> RECORD SET
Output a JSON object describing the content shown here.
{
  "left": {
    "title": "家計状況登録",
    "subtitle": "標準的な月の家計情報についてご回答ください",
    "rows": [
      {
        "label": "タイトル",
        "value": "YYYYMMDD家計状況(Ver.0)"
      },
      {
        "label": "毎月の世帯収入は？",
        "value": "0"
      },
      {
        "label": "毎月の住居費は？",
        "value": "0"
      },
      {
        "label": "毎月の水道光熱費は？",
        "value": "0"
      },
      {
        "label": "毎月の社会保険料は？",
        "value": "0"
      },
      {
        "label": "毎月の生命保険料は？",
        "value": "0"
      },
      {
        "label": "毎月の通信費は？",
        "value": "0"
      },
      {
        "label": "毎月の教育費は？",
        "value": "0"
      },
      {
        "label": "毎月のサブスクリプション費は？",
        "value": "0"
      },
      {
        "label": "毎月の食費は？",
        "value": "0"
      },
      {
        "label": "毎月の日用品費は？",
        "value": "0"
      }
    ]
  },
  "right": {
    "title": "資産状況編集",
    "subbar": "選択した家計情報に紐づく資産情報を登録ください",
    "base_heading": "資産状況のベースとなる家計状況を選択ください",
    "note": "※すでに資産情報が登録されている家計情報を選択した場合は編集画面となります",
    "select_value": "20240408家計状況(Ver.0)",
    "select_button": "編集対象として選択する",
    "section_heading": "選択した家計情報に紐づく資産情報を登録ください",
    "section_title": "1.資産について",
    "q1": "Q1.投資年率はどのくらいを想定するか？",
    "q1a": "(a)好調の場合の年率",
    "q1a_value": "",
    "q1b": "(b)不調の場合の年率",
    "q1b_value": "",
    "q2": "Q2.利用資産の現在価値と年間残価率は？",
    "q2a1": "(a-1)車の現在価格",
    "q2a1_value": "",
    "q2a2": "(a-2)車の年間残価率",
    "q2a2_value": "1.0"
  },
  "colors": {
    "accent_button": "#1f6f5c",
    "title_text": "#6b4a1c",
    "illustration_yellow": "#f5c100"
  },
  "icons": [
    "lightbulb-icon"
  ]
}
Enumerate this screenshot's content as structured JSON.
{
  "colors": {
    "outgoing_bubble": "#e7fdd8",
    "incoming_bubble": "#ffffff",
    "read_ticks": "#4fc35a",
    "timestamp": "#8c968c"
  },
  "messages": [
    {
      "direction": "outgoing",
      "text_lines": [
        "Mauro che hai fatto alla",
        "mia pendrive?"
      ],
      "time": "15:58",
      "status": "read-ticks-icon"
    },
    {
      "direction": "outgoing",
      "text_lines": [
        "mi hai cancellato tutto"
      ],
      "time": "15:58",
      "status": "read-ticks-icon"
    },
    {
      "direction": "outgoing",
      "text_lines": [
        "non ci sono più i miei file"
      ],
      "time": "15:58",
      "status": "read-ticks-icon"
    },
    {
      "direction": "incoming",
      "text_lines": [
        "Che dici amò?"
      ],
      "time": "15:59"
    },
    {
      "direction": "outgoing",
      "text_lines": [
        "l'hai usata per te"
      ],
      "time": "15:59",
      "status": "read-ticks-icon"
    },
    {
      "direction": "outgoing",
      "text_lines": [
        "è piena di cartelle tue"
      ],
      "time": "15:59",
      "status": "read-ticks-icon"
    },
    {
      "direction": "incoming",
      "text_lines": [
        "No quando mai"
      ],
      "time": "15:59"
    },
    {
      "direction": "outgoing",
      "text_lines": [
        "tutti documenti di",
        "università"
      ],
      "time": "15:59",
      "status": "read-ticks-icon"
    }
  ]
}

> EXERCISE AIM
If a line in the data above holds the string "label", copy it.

> EXPECTED ANSWER
        "label": "タイトル",
        "label": "毎月の世帯収入は？",
        "label": "毎月の住居費は？",
        "label": "毎月の水道光熱費は？",
        "label": "毎月の社会保険料は？",
        "label": "毎月の生命保険料は？",
        "label": "毎月の通信費は？",
        "label": "毎月の教育費は？",
        "label": "毎月のサブスクリプション費は？",
        "label": "毎月の食費は？",
        "label": "毎月の日用品費は？",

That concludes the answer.